An interesting article in the Bookseller's Futurebook about the ebook, which 10 years ago seemed to represent the future of publishing and has so spectacularly failed to deliver - at least for traditional publishers.
Simon Rowberry makes some excellent points about why this has happened, and why the picture is rather more complicated than you might first think.
First there's the fact that nobody can tell the size of the iceberg below Amazon's waterline:
'The ‘ebook plateau’ argument also ignores emergent sectors of digital-only sales, including self-publishing, where new genres drive a vibrant and divergent market. Amazon facilitates most self-publishing sales, and the company steadfastly refuses to provide sales data for books published exclusively on the Kindle. So a potential increase in sales for emergent digital-only genres is hidden by the headlines about traditional publishers.'
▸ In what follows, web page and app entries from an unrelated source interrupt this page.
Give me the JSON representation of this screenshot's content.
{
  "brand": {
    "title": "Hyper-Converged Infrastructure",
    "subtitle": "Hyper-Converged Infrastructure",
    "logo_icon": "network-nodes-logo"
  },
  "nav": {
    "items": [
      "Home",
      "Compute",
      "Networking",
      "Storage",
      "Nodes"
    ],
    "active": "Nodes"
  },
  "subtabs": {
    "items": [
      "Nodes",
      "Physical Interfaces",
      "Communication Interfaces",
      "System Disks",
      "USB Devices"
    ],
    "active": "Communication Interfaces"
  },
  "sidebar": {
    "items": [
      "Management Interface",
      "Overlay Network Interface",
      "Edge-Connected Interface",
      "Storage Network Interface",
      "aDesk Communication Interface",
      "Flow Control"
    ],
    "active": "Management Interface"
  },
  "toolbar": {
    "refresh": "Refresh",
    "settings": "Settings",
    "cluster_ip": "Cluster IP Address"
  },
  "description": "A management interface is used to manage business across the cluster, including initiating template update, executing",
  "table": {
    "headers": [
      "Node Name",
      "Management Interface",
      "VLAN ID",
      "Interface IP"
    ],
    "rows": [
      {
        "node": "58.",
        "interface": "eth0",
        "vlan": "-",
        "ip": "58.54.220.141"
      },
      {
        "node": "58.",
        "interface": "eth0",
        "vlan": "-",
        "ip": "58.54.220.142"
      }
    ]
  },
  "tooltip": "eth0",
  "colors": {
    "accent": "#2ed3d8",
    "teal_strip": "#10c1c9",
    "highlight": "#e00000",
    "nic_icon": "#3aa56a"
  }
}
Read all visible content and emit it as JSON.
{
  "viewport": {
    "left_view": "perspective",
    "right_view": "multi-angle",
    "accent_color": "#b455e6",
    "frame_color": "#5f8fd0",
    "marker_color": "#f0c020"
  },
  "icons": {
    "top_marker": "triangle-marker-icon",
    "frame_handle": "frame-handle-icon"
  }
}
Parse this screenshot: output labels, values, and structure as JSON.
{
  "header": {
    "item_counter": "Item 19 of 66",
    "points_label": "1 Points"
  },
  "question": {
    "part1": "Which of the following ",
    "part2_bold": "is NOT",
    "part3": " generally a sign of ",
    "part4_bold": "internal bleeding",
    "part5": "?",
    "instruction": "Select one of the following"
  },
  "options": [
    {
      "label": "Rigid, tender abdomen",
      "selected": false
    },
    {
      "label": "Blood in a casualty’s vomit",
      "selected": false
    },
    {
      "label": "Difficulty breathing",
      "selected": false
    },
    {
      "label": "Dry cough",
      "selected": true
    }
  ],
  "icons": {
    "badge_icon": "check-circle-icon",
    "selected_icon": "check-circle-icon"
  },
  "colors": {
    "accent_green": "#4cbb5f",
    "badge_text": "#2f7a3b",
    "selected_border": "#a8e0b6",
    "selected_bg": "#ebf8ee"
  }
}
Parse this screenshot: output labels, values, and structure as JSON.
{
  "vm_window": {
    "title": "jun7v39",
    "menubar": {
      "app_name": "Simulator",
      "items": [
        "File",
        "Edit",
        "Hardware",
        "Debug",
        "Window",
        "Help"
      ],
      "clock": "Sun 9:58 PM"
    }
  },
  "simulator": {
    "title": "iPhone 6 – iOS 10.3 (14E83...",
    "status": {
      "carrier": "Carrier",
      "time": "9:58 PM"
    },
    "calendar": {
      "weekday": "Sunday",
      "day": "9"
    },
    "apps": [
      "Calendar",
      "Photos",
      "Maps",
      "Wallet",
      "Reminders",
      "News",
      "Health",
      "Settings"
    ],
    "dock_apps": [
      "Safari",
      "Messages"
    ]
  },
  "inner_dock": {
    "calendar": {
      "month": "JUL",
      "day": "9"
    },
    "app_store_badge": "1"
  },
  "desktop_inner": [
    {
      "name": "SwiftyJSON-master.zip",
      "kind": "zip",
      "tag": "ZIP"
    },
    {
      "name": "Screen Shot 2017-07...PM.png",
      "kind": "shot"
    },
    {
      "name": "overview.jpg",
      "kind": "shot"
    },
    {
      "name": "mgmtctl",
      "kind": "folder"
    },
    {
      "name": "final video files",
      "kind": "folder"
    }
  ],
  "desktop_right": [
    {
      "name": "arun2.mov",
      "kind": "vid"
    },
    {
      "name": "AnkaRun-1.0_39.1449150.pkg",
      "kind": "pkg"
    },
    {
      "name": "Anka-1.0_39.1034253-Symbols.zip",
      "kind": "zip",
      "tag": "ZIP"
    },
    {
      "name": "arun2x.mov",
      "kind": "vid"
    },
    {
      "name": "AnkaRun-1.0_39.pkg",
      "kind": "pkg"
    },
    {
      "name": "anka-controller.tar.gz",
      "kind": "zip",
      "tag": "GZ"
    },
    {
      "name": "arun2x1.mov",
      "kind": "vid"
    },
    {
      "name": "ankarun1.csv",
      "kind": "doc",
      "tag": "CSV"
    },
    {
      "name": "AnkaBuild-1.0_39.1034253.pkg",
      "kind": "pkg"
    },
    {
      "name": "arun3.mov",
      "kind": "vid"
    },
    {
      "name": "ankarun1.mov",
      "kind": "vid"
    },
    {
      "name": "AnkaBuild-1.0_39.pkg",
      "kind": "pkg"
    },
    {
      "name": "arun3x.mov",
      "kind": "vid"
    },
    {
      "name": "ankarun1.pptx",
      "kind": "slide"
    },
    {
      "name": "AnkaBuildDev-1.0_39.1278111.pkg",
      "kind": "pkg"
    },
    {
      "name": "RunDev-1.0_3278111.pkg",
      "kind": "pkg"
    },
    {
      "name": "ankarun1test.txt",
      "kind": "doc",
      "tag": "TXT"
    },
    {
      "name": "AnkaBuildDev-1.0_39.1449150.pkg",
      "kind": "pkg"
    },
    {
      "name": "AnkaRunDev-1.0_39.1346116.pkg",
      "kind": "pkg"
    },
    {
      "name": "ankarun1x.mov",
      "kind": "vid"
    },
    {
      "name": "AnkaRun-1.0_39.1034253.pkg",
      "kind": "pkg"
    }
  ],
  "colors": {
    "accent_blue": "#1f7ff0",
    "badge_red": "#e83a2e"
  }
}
Second, he reminds us of the startling fact that ebook technology hasn't really changed much in the last two decades:
'Both EPUB and the Kindle’s proprietary format are based on 20+ year old technology in an age of rapid technological obsolescence.'
He raises the interesting vision of ebooks migrating to browser-based content, but admits it's hard to see how they'll survive in that format:
'How will books cope in the complex attention economy of web browsing? Given the scope of the format, digital books will become just another type of publication to use PWP and as a consequence, the standard will not just serve the needs of publishers, a core design element of EPUB despite its limitations.'